*Work to complete*: Output each entry verbatim and exclude every picture from it.
|---|
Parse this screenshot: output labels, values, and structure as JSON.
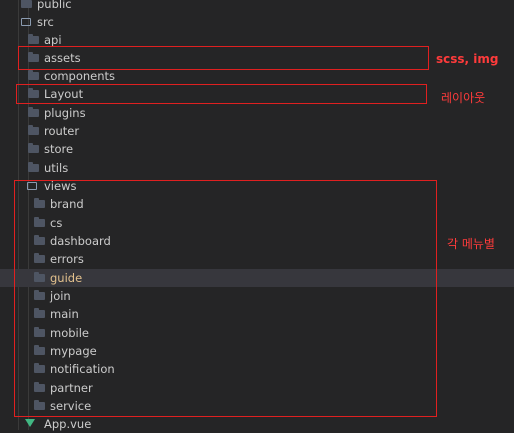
{
  "tree": {
    "public": "public",
    "src": "src",
    "src_children": [
      "api",
      "assets",
      "components",
      "Layout",
      "plugins",
      "router",
      "store",
      "utils"
    ],
    "views": "views",
    "views_children": [
      "brand",
      "cs",
      "dashboard",
      "errors",
      "guide",
      "join",
      "main",
      "mobile",
      "mypage",
      "notification",
      "partner",
      "service"
    ],
    "app_vue": "App.vue"
  },
  "annotations": {
    "assets_note": "scss, img",
    "layout_note": "레이아웃",
    "views_note": "각 메뉴별"
  },
  "colors": {
    "background": "#252526",
    "selected_row": "#37373d",
    "annotation": "#ff3b3b",
    "box_border": "#e02020",
    "modified_text": "#e2c08d",
    "vue_icon": "#41b883"
  }
}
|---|
*Solution to this task*:
Parse this screenshot: output labels, values, and structure as JSON.
{
  "tree": {
    "public": "public",
    "src": "src",
    "src_children": [
      "api",
      "assets",
      "components",
      "Layout",
      "plugins",
      "router",
      "store",
      "utils"
    ],
    "views": "views",
    "views_children": [
      "brand",
      "cs",
      "dashboard",
      "errors",
      "guide",
      "join",
      "main",
      "mobile",
      "mypage",
      "notification",
      "partner",
      "service"
    ],
    "app_vue": "App.vue"
  },
  "annotations": {
    "assets_note": "scss, img",
    "layout_note": "레이아웃",
    "views_note": "각 메뉴별"
  },
  "colors": {
    "background": "#252526",
    "selected_row": "#37373d",
    "annotation": "#ff3b3b",
    "box_border": "#e02020",
    "modified_text": "#e2c08d",
    "vue_icon": "#41b883"
  }
}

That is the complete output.